Prestwich History, Family Crest & Coats of Arms

The Anglo-Saxon name Prestwich comes from when the family resided in Prestwick, Northumberland, or in Prestwich, in Cheshire. Prestwich is now part of Greater Manchester. The place names Prestwick and Prestwich have an identical etymology; they are derived from the Old English words preost, which meant priest, and wic, which meant farm. The place names taken as a whole mean "priest's farm."

Early Origins of the Prestwich family

The surname Prestwich was first found in Lancashire where they held a family seat from early times and their first records appeared on the census rolls taken by the ancient Kings of Britain to determine the rate of taxation of their subjects.

Early History of the Prestwich family

This web page shows only a small excerpt of our Prestwich research. Another 85 words (6 lines of text) covering the year 1250 is included under the topic Early Prestwich History in all our PDF Extended History products and printed products wherever possible.

Prestwich Spelling Variations

Before English spelling was standardized a few hundred years ago, spelling variations of names were a common occurrence. Elements of Latin, French and other languages became incorporated into English through the Middle Ages, and name spellings changed even among the literate. The variations of the surname Prestwich include Prestwick, Preswick, Preswicke, Prestwich and others.

Early Notables of the Prestwich family (pre 1700)

More information is included under the topic Early Prestwich Notables in all our PDF Extended History products and printed products wherever possible.

Ireland Migration of the Prestwich family to Ireland

Some of the Prestwich family moved to Ireland, but this topic is not covered in this excerpt. More information about their life in Ireland is included in all our PDF Extended History products and printed products wherever possible.

United States Prestwich migration to the United States +

A great wave of immigration to the New World was the result of the enormous political and religious disarray that struck England at that time. Families left for the New World in extremely large numbers. The long journey was the end of many immigrants and many more arrived sick and starving. Still, those who made it were rewarded with an opportunity far greater than they had known at home in England. These emigrant families went on to make significant contributions to these emerging colonies in which they settled. Some of the first North American settlers carried this name or one of its variants:

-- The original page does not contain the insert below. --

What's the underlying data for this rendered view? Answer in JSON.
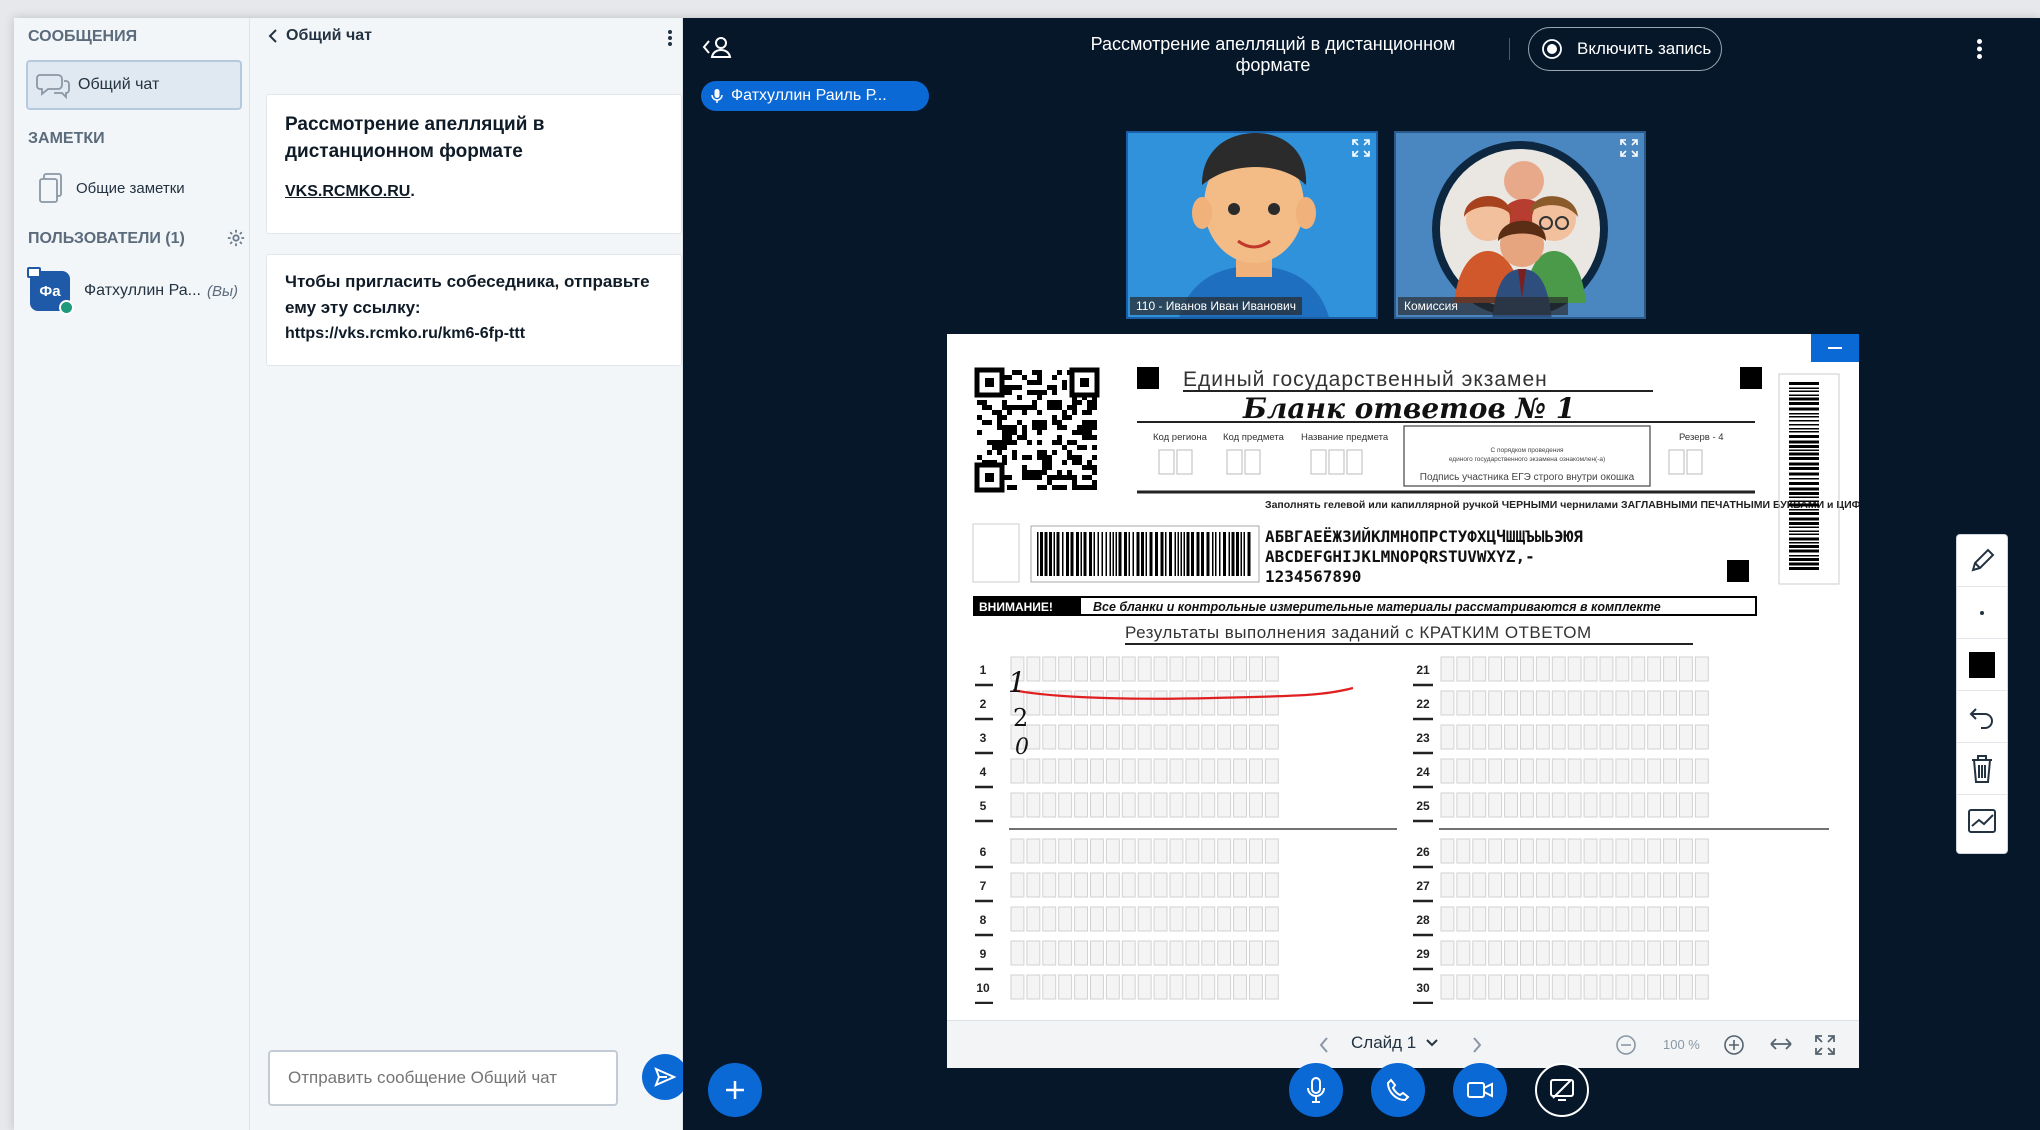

Prestwich Settlers in United States in the 17th Century
  • Samuel Prestwich, who arrived in Maryland in 1680 [1]
Prestwich Settlers in United States in the 19th Century
  • Thomas Prestwich who settled in Philadelphia in 1868

Contemporary Notables of the name Prestwich (post 1700) +

  • Dawn Prestwich, American television writer and producer
  • Sir John Prestwich (d. 1795), English antiquary, son of Sir Elias Prestwich of Holme and Prestwich, Lancashire, a lineal descendant of Thomas Prestwich, who was created a Baronet in 1644
  • Michael Charles Prestwich (b. 1943), English historian
  • Steven Prestwich (1954-2011), English born Australian drummer, guitarist, singer and songwriter
  • John Alfred Prestwich (1874-1952), English engineer, known for his cinematography projectors, and his internal combustion engines
  • Sir Joseph Prestwich (1812-1896), British geologist and businessman

The Prestwich Motto +

The motto was originally a war cry or slogan. Mottoes first began to be shown with arms in the 14th and 15th centuries, but were not in general use until the 17th century. Thus the oldest coats of arms generally do not include a motto. Mottoes seldom form part of the grant of arms: Under most heraldic authorities, a motto is an optional component of the coat of arms, and can be added to or changed at will; many families have chosen not to display a motto.

Motto: In te domine speravi
Motto Translation: In thee, O Lord, I have placed my hope.

  1. ^ Filby, P. William, Meyer, Mary K., Passenger and immigration lists index : a guide to published arrival records of about 500,000 passengers who came to the United States and Canada in the seventeenth, eighteenth, and nineteenth centuries. 1982-1985 Cumulated Supplements in Four Volumes Detroit, Mich. : Gale Research Co., 1985, Print (ISBN 0-8103-1795-8) on Facebook